A lawyer shaking hands with a client after receiving class action certification

3. Typicality of Claims

Similar but separate to the class action requirement is the principle of claim typicality. That is, the claims of the named plaintiff or plaintiffs (those bringing the class action) must be typical of the claims of the proposed class members. In other words, the named plaintiffs’ claims must be substantially similar to those of the other class members.

  • Similar Claims: The named plaintiffs’ claims should involve the same legal theories and violations of law as the claims of the proposed class members.
  • No Conflicts of Interest: There should be no conflicts of interest between the named plaintiffs and the class members. The named plaintiffs should not have interests that are antagonistic to those of the class.

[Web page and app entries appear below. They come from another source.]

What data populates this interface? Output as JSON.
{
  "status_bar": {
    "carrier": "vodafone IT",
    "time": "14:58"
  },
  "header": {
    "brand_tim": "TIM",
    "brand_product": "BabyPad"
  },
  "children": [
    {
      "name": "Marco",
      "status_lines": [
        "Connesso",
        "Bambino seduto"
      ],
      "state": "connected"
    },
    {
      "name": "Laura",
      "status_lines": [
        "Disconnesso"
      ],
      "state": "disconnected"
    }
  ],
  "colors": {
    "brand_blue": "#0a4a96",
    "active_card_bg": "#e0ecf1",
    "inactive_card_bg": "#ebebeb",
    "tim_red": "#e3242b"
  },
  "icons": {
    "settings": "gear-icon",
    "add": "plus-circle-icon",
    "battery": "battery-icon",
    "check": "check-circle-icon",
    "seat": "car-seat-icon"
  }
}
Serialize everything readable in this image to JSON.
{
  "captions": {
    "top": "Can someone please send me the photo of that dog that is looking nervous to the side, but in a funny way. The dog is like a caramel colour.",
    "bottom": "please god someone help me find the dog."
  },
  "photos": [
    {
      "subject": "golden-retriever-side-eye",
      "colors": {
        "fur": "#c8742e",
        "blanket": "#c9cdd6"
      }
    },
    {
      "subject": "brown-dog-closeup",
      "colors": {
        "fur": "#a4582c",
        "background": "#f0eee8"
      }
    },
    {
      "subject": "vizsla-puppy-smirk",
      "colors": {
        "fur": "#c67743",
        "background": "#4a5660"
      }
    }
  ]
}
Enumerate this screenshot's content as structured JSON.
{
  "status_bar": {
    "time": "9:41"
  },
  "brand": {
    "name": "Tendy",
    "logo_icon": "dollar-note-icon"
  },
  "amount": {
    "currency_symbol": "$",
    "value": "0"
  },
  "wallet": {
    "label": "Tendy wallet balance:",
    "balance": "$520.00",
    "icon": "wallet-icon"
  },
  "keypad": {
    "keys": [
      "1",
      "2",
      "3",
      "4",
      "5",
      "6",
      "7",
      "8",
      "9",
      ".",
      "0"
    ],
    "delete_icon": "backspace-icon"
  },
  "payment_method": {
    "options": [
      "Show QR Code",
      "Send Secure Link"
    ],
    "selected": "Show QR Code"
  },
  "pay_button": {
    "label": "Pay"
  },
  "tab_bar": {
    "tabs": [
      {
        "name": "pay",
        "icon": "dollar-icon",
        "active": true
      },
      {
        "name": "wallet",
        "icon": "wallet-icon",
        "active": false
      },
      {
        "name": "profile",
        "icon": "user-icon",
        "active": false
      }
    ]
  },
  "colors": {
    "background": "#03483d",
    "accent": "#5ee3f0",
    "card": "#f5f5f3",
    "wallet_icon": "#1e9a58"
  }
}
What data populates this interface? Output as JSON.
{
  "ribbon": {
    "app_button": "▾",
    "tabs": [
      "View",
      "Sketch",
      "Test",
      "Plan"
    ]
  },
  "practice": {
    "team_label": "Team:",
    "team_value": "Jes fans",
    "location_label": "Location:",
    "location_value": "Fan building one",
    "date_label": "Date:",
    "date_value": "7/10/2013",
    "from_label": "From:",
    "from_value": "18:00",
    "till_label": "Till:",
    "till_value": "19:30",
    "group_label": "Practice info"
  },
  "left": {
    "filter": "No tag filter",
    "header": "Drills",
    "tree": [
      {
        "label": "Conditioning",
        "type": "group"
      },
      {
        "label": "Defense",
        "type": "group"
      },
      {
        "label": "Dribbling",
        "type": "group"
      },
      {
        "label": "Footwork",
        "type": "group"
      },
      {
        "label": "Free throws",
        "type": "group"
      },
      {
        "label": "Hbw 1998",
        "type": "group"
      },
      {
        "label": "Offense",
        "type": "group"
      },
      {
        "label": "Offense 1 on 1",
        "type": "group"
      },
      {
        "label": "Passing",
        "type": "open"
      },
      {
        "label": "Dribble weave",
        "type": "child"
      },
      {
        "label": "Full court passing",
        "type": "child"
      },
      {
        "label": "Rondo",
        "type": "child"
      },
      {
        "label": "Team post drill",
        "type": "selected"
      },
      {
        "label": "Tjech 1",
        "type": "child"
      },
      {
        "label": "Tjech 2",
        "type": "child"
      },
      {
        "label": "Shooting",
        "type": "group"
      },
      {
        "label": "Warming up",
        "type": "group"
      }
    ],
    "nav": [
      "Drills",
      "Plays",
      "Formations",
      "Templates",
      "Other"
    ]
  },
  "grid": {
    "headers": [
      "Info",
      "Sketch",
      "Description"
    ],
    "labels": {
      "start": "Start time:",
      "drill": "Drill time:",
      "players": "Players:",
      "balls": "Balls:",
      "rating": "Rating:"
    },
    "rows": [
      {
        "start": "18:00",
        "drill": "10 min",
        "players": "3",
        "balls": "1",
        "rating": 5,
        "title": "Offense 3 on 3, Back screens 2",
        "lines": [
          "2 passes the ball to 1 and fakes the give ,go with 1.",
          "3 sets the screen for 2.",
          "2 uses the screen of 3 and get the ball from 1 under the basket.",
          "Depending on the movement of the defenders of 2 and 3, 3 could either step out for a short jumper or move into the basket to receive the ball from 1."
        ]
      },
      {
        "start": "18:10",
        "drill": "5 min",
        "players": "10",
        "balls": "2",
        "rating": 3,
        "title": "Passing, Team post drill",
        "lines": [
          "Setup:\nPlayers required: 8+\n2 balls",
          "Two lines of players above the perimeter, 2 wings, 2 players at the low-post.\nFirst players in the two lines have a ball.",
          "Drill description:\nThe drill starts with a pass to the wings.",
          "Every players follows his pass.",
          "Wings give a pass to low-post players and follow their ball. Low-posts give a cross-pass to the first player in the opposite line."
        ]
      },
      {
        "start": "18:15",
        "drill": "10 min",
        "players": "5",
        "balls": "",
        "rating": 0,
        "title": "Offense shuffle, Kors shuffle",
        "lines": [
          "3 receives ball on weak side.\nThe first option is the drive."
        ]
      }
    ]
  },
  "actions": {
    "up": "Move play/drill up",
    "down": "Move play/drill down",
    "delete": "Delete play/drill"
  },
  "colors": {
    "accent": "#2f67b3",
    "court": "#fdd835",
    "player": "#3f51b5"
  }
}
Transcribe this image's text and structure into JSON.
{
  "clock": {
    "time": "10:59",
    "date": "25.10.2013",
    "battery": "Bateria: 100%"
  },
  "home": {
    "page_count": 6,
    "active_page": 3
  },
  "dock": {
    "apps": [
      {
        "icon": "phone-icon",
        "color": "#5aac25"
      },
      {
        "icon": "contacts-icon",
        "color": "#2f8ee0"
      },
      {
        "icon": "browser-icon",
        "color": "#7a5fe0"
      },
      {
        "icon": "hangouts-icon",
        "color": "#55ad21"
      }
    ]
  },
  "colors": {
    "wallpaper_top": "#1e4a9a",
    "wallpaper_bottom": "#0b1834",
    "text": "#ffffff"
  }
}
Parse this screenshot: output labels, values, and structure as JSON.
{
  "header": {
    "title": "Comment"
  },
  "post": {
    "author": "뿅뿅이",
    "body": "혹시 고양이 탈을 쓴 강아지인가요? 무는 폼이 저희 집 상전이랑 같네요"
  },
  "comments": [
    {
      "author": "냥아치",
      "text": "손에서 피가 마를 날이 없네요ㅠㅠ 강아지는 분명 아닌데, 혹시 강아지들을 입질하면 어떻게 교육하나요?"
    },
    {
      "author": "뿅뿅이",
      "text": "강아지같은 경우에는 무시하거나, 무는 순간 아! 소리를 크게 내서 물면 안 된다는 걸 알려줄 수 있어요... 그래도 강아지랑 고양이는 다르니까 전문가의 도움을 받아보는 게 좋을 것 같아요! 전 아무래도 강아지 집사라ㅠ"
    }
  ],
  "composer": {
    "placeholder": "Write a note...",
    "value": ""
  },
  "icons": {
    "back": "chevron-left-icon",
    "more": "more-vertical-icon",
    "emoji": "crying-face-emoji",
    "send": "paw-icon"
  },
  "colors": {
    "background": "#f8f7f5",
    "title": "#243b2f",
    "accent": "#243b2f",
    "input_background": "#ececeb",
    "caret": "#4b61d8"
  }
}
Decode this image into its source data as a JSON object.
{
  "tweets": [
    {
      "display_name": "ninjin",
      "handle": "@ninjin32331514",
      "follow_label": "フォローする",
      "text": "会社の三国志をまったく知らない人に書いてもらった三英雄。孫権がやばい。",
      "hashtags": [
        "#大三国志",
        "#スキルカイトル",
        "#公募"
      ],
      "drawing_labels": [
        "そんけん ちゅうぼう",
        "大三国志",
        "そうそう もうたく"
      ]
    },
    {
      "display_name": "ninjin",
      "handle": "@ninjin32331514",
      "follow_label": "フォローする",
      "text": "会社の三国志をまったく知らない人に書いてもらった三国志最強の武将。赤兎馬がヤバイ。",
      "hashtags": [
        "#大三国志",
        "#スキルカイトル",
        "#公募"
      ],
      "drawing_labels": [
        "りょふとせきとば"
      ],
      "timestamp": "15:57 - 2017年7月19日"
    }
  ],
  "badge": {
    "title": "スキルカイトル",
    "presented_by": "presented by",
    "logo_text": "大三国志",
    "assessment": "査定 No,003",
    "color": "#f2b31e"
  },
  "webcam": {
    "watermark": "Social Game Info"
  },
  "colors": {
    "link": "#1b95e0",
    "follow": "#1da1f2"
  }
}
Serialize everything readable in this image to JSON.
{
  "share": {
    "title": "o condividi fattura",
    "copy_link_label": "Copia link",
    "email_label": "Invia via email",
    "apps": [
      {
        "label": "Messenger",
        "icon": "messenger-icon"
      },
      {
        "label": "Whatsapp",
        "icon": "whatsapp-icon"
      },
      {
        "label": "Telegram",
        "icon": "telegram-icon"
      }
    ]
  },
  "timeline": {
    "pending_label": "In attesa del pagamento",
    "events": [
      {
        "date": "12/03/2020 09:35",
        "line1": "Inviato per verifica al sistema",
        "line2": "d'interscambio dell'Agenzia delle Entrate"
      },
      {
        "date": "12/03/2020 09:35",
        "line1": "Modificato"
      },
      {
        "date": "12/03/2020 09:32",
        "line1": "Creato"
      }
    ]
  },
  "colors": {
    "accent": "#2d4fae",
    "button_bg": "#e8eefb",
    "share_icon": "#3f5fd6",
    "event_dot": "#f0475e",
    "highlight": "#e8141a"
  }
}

4. Adequacy of Representation

The court must ensure that the named plaintiffs and their attorneys can adequately represent the interests of the proposed class members. This involves an evaluation of the competence and commitment of the legal team and the willingness and ability of the named plaintiffs to act on behalf of the class. For this reason, it’s important to choose the right lawyer for your class action lawsuit.

  • Competent Legal Representation: The class should be represented by attorneys with the necessary experience and expertise in the relevant area of law.
  • Financial Resources: The legal team should have the financial resources to pursue the case effectively.
  • No Conflicts of Interest: There should be no conflicts of interest between the named plaintiffs and the class. The named plaintiffs should not have a personal interest in the outcome that differs from that of the class.

5. Certification Hearing

The final requirement for a class action lawsuit is for the plaintiffs to request a certification hearing. During this hearing, the court evaluates whether the proposed class meets all the necessary class action criteria. The plaintiffs must present evidence and arguments to demonstrate that their case qualifies as a class action.

  • Burden of Proof: It is the burden of the plaintiffs to prove that their proposed class satisfies the requirements for class action status.
  • Judge’s Decision: The judge presiding over the case will make a determination based on the evidence and arguments presented during the certification hearing.

Close-up of a legal document being stamped and certified

No One Knows Class Action Better Than Kiesel Law 

If you’re unsure about whether your potential lawsuit meets the above-described class action requirements, contact Kiesel Law. Our expert attorneys have a lifetime of experience preparing class action lawsuits for certification. We’ve helped countless plaintiffs receive positive outcomes for their claims, and we can do the same for you.